● **WORK TO BE COMPLETED**: An image-free, exact copy of the records below is required.

Items from an interface collection:
============

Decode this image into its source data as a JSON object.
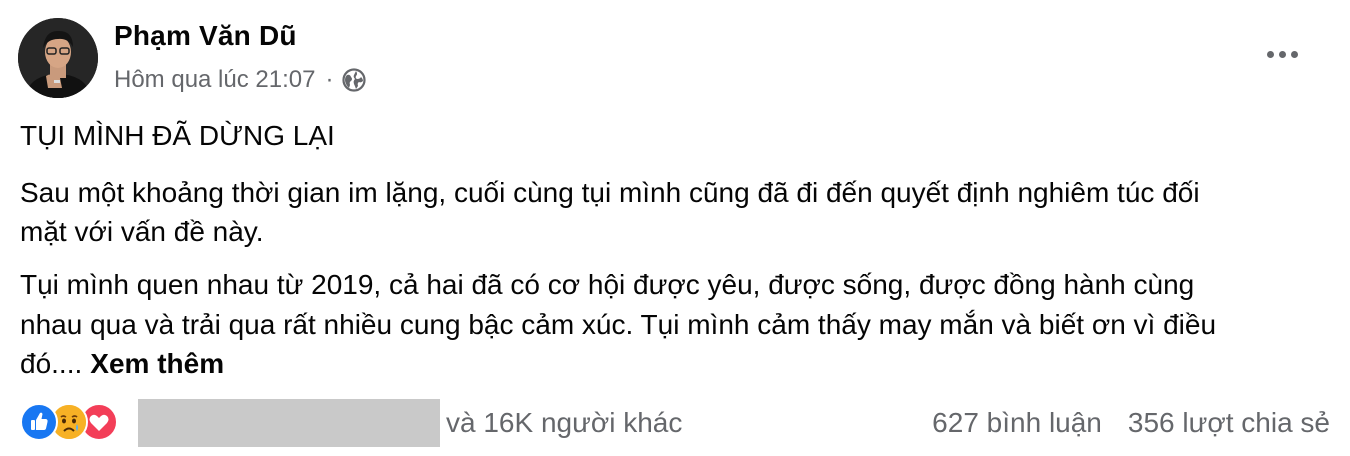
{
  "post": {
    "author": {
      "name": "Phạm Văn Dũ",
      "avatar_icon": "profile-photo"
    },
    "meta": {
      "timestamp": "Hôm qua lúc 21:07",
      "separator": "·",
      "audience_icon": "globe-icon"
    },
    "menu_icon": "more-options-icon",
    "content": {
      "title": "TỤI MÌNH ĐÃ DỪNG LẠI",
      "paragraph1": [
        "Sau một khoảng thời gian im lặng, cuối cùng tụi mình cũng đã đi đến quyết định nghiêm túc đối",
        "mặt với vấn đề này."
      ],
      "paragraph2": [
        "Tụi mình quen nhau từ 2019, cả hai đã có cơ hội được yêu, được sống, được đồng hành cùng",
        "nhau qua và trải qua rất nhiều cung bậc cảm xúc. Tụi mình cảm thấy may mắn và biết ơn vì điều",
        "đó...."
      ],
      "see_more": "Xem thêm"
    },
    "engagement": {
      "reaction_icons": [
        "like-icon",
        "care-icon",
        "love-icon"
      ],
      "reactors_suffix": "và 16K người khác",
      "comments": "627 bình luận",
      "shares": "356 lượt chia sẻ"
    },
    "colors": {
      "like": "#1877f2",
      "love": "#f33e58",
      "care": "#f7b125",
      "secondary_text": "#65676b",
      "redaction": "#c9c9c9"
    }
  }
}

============

● **ANSWER SECTION**:
Decode this image into its source data as a JSON object.
{
  "post": {
    "author": {
      "name": "Phạm Văn Dũ",
      "avatar_icon": "profile-photo"
    },
    "meta": {
      "timestamp": "Hôm qua lúc 21:07",
      "separator": "·",
      "audience_icon": "globe-icon"
    },
    "menu_icon": "more-options-icon",
    "content": {
      "title": "TỤI MÌNH ĐÃ DỪNG LẠI",
      "paragraph1": [
        "Sau một khoảng thời gian im lặng, cuối cùng tụi mình cũng đã đi đến quyết định nghiêm túc đối",
        "mặt với vấn đề này."
      ],
      "paragraph2": [
        "Tụi mình quen nhau từ 2019, cả hai đã có cơ hội được yêu, được sống, được đồng hành cùng",
        "nhau qua và trải qua rất nhiều cung bậc cảm xúc. Tụi mình cảm thấy may mắn và biết ơn vì điều",
        "đó...."
      ],
      "see_more": "Xem thêm"
    },
    "engagement": {
      "reaction_icons": [
        "like-icon",
        "care-icon",
        "love-icon"
      ],
      "reactors_suffix": "và 16K người khác",
      "comments": "627 bình luận",
      "shares": "356 lượt chia sẻ"
    },
    "colors": {
      "like": "#1877f2",
      "love": "#f33e58",
      "care": "#f7b125",
      "secondary_text": "#65676b",
      "redaction": "#c9c9c9"
    }
  }
}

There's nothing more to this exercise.